The data:
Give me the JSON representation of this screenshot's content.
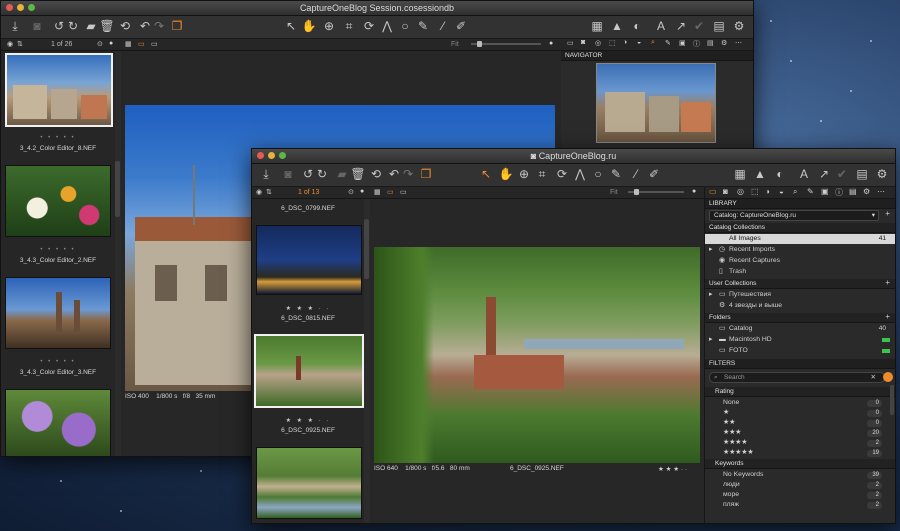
{
  "win1": {
    "title": "CaptureOneBlog Session.cosessiondb",
    "counter": "1 of 26",
    "navigator": "NAVIGATOR",
    "fit": "Fit",
    "thumbs": [
      {
        "name": "3_4.2_Color Editor_8.NEF"
      },
      {
        "name": "3_4.3_Color Editor_2.NEF"
      },
      {
        "name": "3_4.3_Color Editor_3.NEF"
      }
    ],
    "stars": "• • • • •",
    "meta": {
      "iso": "ISO 400",
      "shutter": "1/800 s",
      "aperture": "f/8",
      "focal": "35 mm"
    }
  },
  "win2": {
    "title": "CaptureOneBlog.ru",
    "counter": "1 of 13",
    "fit": "Fit",
    "thumbs": [
      {
        "name": "6_DSC_0799.NEF",
        "stars": ""
      },
      {
        "name": "6_DSC_0815.NEF",
        "stars": "★ ★ ★ · ·"
      },
      {
        "name": "6_DSC_0925.NEF",
        "stars": "★ ★ ★ · ·"
      }
    ],
    "meta": {
      "iso": "ISO 640",
      "shutter": "1/800 s",
      "aperture": "f/5.6",
      "focal": "80 mm",
      "file": "6_DSC_0925.NEF",
      "rating": "★ ★ ★ · ·"
    },
    "library": {
      "header": "LIBRARY",
      "catalog": "Catalog: CaptureOneBlog.ru",
      "collections_header": "Catalog Collections",
      "collections": [
        {
          "label": "All Images",
          "count": "41",
          "selected": true
        },
        {
          "label": "Recent Imports",
          "count": ""
        },
        {
          "label": "Recent Captures",
          "count": ""
        },
        {
          "label": "Trash",
          "count": ""
        }
      ],
      "user_header": "User Collections",
      "user": [
        {
          "label": "Путешествия"
        },
        {
          "label": "4 звезды и выше"
        }
      ],
      "folders_header": "Folders",
      "folders": [
        {
          "label": "Catalog",
          "count": "40"
        },
        {
          "label": "Macintosh HD",
          "count": ""
        },
        {
          "label": "FOTO",
          "count": ""
        }
      ]
    },
    "filters": {
      "header": "FILTERS",
      "search_placeholder": "Search",
      "rating_header": "Rating",
      "rating": [
        {
          "label": "None",
          "count": "0"
        },
        {
          "label": "★",
          "count": "0"
        },
        {
          "label": "★★",
          "count": "0"
        },
        {
          "label": "★★★",
          "count": "20"
        },
        {
          "label": "★★★★",
          "count": "2"
        },
        {
          "label": "★★★★★",
          "count": "19"
        }
      ],
      "keywords_header": "Keywords",
      "keywords": [
        {
          "label": "No Keywords",
          "count": "39"
        },
        {
          "label": "люди",
          "count": "2"
        },
        {
          "label": "море",
          "count": "2"
        },
        {
          "label": "пляж",
          "count": "2"
        }
      ]
    }
  },
  "colors": {
    "accent": "#ef8a2d",
    "panel": "#2a2a2a",
    "green": "#3ec24a"
  }
}
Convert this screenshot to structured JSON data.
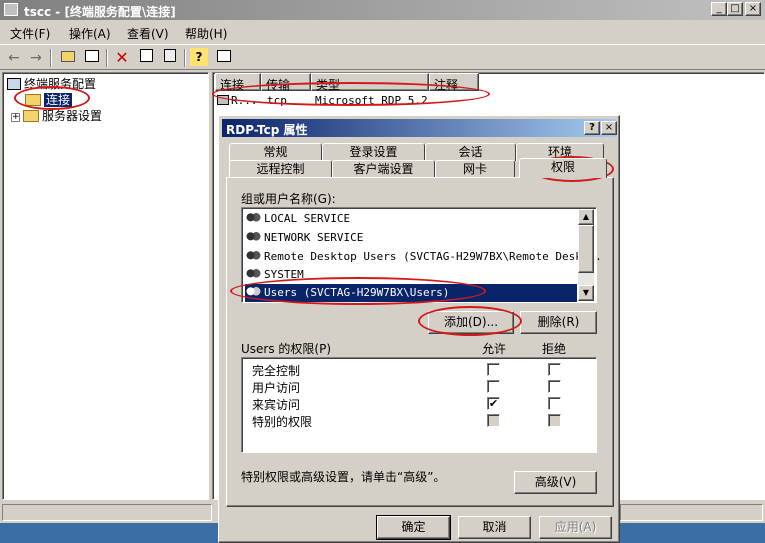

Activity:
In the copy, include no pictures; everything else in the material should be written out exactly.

Exercise solution:
Give me the JSON representation of this screenshot's content.
{
  "win1": {
    "title": "CaptureOneBlog Session.cosessiondb",
    "counter": "1 of 26",
    "navigator": "NAVIGATOR",
    "fit": "Fit",
    "thumbs": [
      {
        "name": "3_4.2_Color Editor_8.NEF"
      },
      {
        "name": "3_4.3_Color Editor_2.NEF"
      },
      {
        "name": "3_4.3_Color Editor_3.NEF"
      }
    ],
    "stars": "• • • • •",
    "meta": {
      "iso": "ISO 400",
      "shutter": "1/800 s",
      "aperture": "f/8",
      "focal": "35 mm"
    }
  },
  "win2": {
    "title": "CaptureOneBlog.ru",
    "counter": "1 of 13",
    "fit": "Fit",
    "thumbs": [
      {
        "name": "6_DSC_0799.NEF",
        "stars": ""
      },
      {
        "name": "6_DSC_0815.NEF",
        "stars": "★ ★ ★ · ·"
      },
      {
        "name": "6_DSC_0925.NEF",
        "stars": "★ ★ ★ · ·"
      }
    ],
    "meta": {
      "iso": "ISO 640",
      "shutter": "1/800 s",
      "aperture": "f/5.6",
      "focal": "80 mm",
      "file": "6_DSC_0925.NEF",
      "rating": "★ ★ ★ · ·"
    },
    "library": {
      "header": "LIBRARY",
      "catalog": "Catalog: CaptureOneBlog.ru",
      "collections_header": "Catalog Collections",
      "collections": [
        {
          "label": "All Images",
          "count": "41",
          "selected": true
        },
        {
          "label": "Recent Imports",
          "count": ""
        },
        {
          "label": "Recent Captures",
          "count": ""
        },
        {
          "label": "Trash",
          "count": ""
        }
      ],
      "user_header": "User Collections",
      "user": [
        {
          "label": "Путешествия"
        },
        {
          "label": "4 звезды и выше"
        }
      ],
      "folders_header": "Folders",
      "folders": [
        {
          "label": "Catalog",
          "count": "40"
        },
        {
          "label": "Macintosh HD",
          "count": ""
        },
        {
          "label": "FOTO",
          "count": ""
        }
      ]
    },
    "filters": {
      "header": "FILTERS",
      "search_placeholder": "Search",
      "rating_header": "Rating",
      "rating": [
        {
          "label": "None",
          "count": "0"
        },
        {
          "label": "★",
          "count": "0"
        },
        {
          "label": "★★",
          "count": "0"
        },
        {
          "label": "★★★",
          "count": "20"
        },
        {
          "label": "★★★★",
          "count": "2"
        },
        {
          "label": "★★★★★",
          "count": "19"
        }
      ],
      "keywords_header": "Keywords",
      "keywords": [
        {
          "label": "No Keywords",
          "count": "39"
        },
        {
          "label": "люди",
          "count": "2"
        },
        {
          "label": "море",
          "count": "2"
        },
        {
          "label": "пляж",
          "count": "2"
        }
      ]
    }
  },
  "colors": {
    "accent": "#ef8a2d",
    "panel": "#2a2a2a",
    "green": "#3ec24a"
  }
}
Convert this screenshot to structured JSON data.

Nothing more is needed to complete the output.